WHAT YOU HAVE TO DO: The records beneath should be printed exactly, and the pictures are to be left out.

DATASET:
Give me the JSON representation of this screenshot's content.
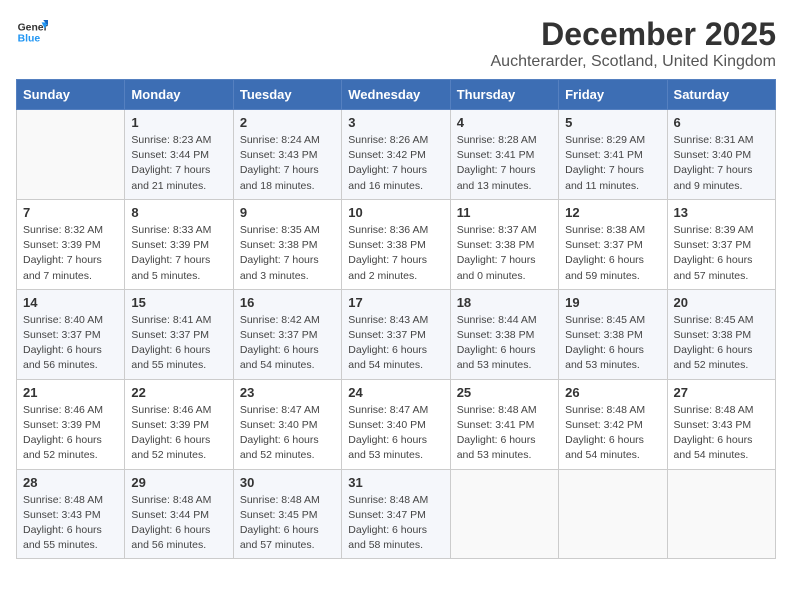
{
  "header": {
    "logo_general": "General",
    "logo_blue": "Blue",
    "month": "December 2025",
    "location": "Auchterarder, Scotland, United Kingdom"
  },
  "days_of_week": [
    "Sunday",
    "Monday",
    "Tuesday",
    "Wednesday",
    "Thursday",
    "Friday",
    "Saturday"
  ],
  "weeks": [
    [
      {
        "day": "",
        "content": ""
      },
      {
        "day": "1",
        "content": "Sunrise: 8:23 AM\nSunset: 3:44 PM\nDaylight: 7 hours\nand 21 minutes."
      },
      {
        "day": "2",
        "content": "Sunrise: 8:24 AM\nSunset: 3:43 PM\nDaylight: 7 hours\nand 18 minutes."
      },
      {
        "day": "3",
        "content": "Sunrise: 8:26 AM\nSunset: 3:42 PM\nDaylight: 7 hours\nand 16 minutes."
      },
      {
        "day": "4",
        "content": "Sunrise: 8:28 AM\nSunset: 3:41 PM\nDaylight: 7 hours\nand 13 minutes."
      },
      {
        "day": "5",
        "content": "Sunrise: 8:29 AM\nSunset: 3:41 PM\nDaylight: 7 hours\nand 11 minutes."
      },
      {
        "day": "6",
        "content": "Sunrise: 8:31 AM\nSunset: 3:40 PM\nDaylight: 7 hours\nand 9 minutes."
      }
    ],
    [
      {
        "day": "7",
        "content": "Sunrise: 8:32 AM\nSunset: 3:39 PM\nDaylight: 7 hours\nand 7 minutes."
      },
      {
        "day": "8",
        "content": "Sunrise: 8:33 AM\nSunset: 3:39 PM\nDaylight: 7 hours\nand 5 minutes."
      },
      {
        "day": "9",
        "content": "Sunrise: 8:35 AM\nSunset: 3:38 PM\nDaylight: 7 hours\nand 3 minutes."
      },
      {
        "day": "10",
        "content": "Sunrise: 8:36 AM\nSunset: 3:38 PM\nDaylight: 7 hours\nand 2 minutes."
      },
      {
        "day": "11",
        "content": "Sunrise: 8:37 AM\nSunset: 3:38 PM\nDaylight: 7 hours\nand 0 minutes."
      },
      {
        "day": "12",
        "content": "Sunrise: 8:38 AM\nSunset: 3:37 PM\nDaylight: 6 hours\nand 59 minutes."
      },
      {
        "day": "13",
        "content": "Sunrise: 8:39 AM\nSunset: 3:37 PM\nDaylight: 6 hours\nand 57 minutes."
      }
    ],
    [
      {
        "day": "14",
        "content": "Sunrise: 8:40 AM\nSunset: 3:37 PM\nDaylight: 6 hours\nand 56 minutes."
      },
      {
        "day": "15",
        "content": "Sunrise: 8:41 AM\nSunset: 3:37 PM\nDaylight: 6 hours\nand 55 minutes."
      },
      {
        "day": "16",
        "content": "Sunrise: 8:42 AM\nSunset: 3:37 PM\nDaylight: 6 hours\nand 54 minutes."
      },
      {
        "day": "17",
        "content": "Sunrise: 8:43 AM\nSunset: 3:37 PM\nDaylight: 6 hours\nand 54 minutes."
      },
      {
        "day": "18",
        "content": "Sunrise: 8:44 AM\nSunset: 3:38 PM\nDaylight: 6 hours\nand 53 minutes."
      },
      {
        "day": "19",
        "content": "Sunrise: 8:45 AM\nSunset: 3:38 PM\nDaylight: 6 hours\nand 53 minutes."
      },
      {
        "day": "20",
        "content": "Sunrise: 8:45 AM\nSunset: 3:38 PM\nDaylight: 6 hours\nand 52 minutes."
      }
    ],
    [
      {
        "day": "21",
        "content": "Sunrise: 8:46 AM\nSunset: 3:39 PM\nDaylight: 6 hours\nand 52 minutes."
      },
      {
        "day": "22",
        "content": "Sunrise: 8:46 AM\nSunset: 3:39 PM\nDaylight: 6 hours\nand 52 minutes."
      },
      {
        "day": "23",
        "content": "Sunrise: 8:47 AM\nSunset: 3:40 PM\nDaylight: 6 hours\nand 52 minutes."
      },
      {
        "day": "24",
        "content": "Sunrise: 8:47 AM\nSunset: 3:40 PM\nDaylight: 6 hours\nand 53 minutes."
      },
      {
        "day": "25",
        "content": "Sunrise: 8:48 AM\nSunset: 3:41 PM\nDaylight: 6 hours\nand 53 minutes."
      },
      {
        "day": "26",
        "content": "Sunrise: 8:48 AM\nSunset: 3:42 PM\nDaylight: 6 hours\nand 54 minutes."
      },
      {
        "day": "27",
        "content": "Sunrise: 8:48 AM\nSunset: 3:43 PM\nDaylight: 6 hours\nand 54 minutes."
      }
    ],
    [
      {
        "day": "28",
        "content": "Sunrise: 8:48 AM\nSunset: 3:43 PM\nDaylight: 6 hours\nand 55 minutes."
      },
      {
        "day": "29",
        "content": "Sunrise: 8:48 AM\nSunset: 3:44 PM\nDaylight: 6 hours\nand 56 minutes."
      },
      {
        "day": "30",
        "content": "Sunrise: 8:48 AM\nSunset: 3:45 PM\nDaylight: 6 hours\nand 57 minutes."
      },
      {
        "day": "31",
        "content": "Sunrise: 8:48 AM\nSunset: 3:47 PM\nDaylight: 6 hours\nand 58 minutes."
      },
      {
        "day": "",
        "content": ""
      },
      {
        "day": "",
        "content": ""
      },
      {
        "day": "",
        "content": ""
      }
    ]
  ]
}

SOLUTION FOR THIS TASK:
Give me the JSON representation of this screenshot's content.
{
  "header": {
    "logo_general": "General",
    "logo_blue": "Blue",
    "month": "December 2025",
    "location": "Auchterarder, Scotland, United Kingdom"
  },
  "days_of_week": [
    "Sunday",
    "Monday",
    "Tuesday",
    "Wednesday",
    "Thursday",
    "Friday",
    "Saturday"
  ],
  "weeks": [
    [
      {
        "day": "",
        "content": ""
      },
      {
        "day": "1",
        "content": "Sunrise: 8:23 AM\nSunset: 3:44 PM\nDaylight: 7 hours\nand 21 minutes."
      },
      {
        "day": "2",
        "content": "Sunrise: 8:24 AM\nSunset: 3:43 PM\nDaylight: 7 hours\nand 18 minutes."
      },
      {
        "day": "3",
        "content": "Sunrise: 8:26 AM\nSunset: 3:42 PM\nDaylight: 7 hours\nand 16 minutes."
      },
      {
        "day": "4",
        "content": "Sunrise: 8:28 AM\nSunset: 3:41 PM\nDaylight: 7 hours\nand 13 minutes."
      },
      {
        "day": "5",
        "content": "Sunrise: 8:29 AM\nSunset: 3:41 PM\nDaylight: 7 hours\nand 11 minutes."
      },
      {
        "day": "6",
        "content": "Sunrise: 8:31 AM\nSunset: 3:40 PM\nDaylight: 7 hours\nand 9 minutes."
      }
    ],
    [
      {
        "day": "7",
        "content": "Sunrise: 8:32 AM\nSunset: 3:39 PM\nDaylight: 7 hours\nand 7 minutes."
      },
      {
        "day": "8",
        "content": "Sunrise: 8:33 AM\nSunset: 3:39 PM\nDaylight: 7 hours\nand 5 minutes."
      },
      {
        "day": "9",
        "content": "Sunrise: 8:35 AM\nSunset: 3:38 PM\nDaylight: 7 hours\nand 3 minutes."
      },
      {
        "day": "10",
        "content": "Sunrise: 8:36 AM\nSunset: 3:38 PM\nDaylight: 7 hours\nand 2 minutes."
      },
      {
        "day": "11",
        "content": "Sunrise: 8:37 AM\nSunset: 3:38 PM\nDaylight: 7 hours\nand 0 minutes."
      },
      {
        "day": "12",
        "content": "Sunrise: 8:38 AM\nSunset: 3:37 PM\nDaylight: 6 hours\nand 59 minutes."
      },
      {
        "day": "13",
        "content": "Sunrise: 8:39 AM\nSunset: 3:37 PM\nDaylight: 6 hours\nand 57 minutes."
      }
    ],
    [
      {
        "day": "14",
        "content": "Sunrise: 8:40 AM\nSunset: 3:37 PM\nDaylight: 6 hours\nand 56 minutes."
      },
      {
        "day": "15",
        "content": "Sunrise: 8:41 AM\nSunset: 3:37 PM\nDaylight: 6 hours\nand 55 minutes."
      },
      {
        "day": "16",
        "content": "Sunrise: 8:42 AM\nSunset: 3:37 PM\nDaylight: 6 hours\nand 54 minutes."
      },
      {
        "day": "17",
        "content": "Sunrise: 8:43 AM\nSunset: 3:37 PM\nDaylight: 6 hours\nand 54 minutes."
      },
      {
        "day": "18",
        "content": "Sunrise: 8:44 AM\nSunset: 3:38 PM\nDaylight: 6 hours\nand 53 minutes."
      },
      {
        "day": "19",
        "content": "Sunrise: 8:45 AM\nSunset: 3:38 PM\nDaylight: 6 hours\nand 53 minutes."
      },
      {
        "day": "20",
        "content": "Sunrise: 8:45 AM\nSunset: 3:38 PM\nDaylight: 6 hours\nand 52 minutes."
      }
    ],
    [
      {
        "day": "21",
        "content": "Sunrise: 8:46 AM\nSunset: 3:39 PM\nDaylight: 6 hours\nand 52 minutes."
      },
      {
        "day": "22",
        "content": "Sunrise: 8:46 AM\nSunset: 3:39 PM\nDaylight: 6 hours\nand 52 minutes."
      },
      {
        "day": "23",
        "content": "Sunrise: 8:47 AM\nSunset: 3:40 PM\nDaylight: 6 hours\nand 52 minutes."
      },
      {
        "day": "24",
        "content": "Sunrise: 8:47 AM\nSunset: 3:40 PM\nDaylight: 6 hours\nand 53 minutes."
      },
      {
        "day": "25",
        "content": "Sunrise: 8:48 AM\nSunset: 3:41 PM\nDaylight: 6 hours\nand 53 minutes."
      },
      {
        "day": "26",
        "content": "Sunrise: 8:48 AM\nSunset: 3:42 PM\nDaylight: 6 hours\nand 54 minutes."
      },
      {
        "day": "27",
        "content": "Sunrise: 8:48 AM\nSunset: 3:43 PM\nDaylight: 6 hours\nand 54 minutes."
      }
    ],
    [
      {
        "day": "28",
        "content": "Sunrise: 8:48 AM\nSunset: 3:43 PM\nDaylight: 6 hours\nand 55 minutes."
      },
      {
        "day": "29",
        "content": "Sunrise: 8:48 AM\nSunset: 3:44 PM\nDaylight: 6 hours\nand 56 minutes."
      },
      {
        "day": "30",
        "content": "Sunrise: 8:48 AM\nSunset: 3:45 PM\nDaylight: 6 hours\nand 57 minutes."
      },
      {
        "day": "31",
        "content": "Sunrise: 8:48 AM\nSunset: 3:47 PM\nDaylight: 6 hours\nand 58 minutes."
      },
      {
        "day": "",
        "content": ""
      },
      {
        "day": "",
        "content": ""
      },
      {
        "day": "",
        "content": ""
      }
    ]
  ]
}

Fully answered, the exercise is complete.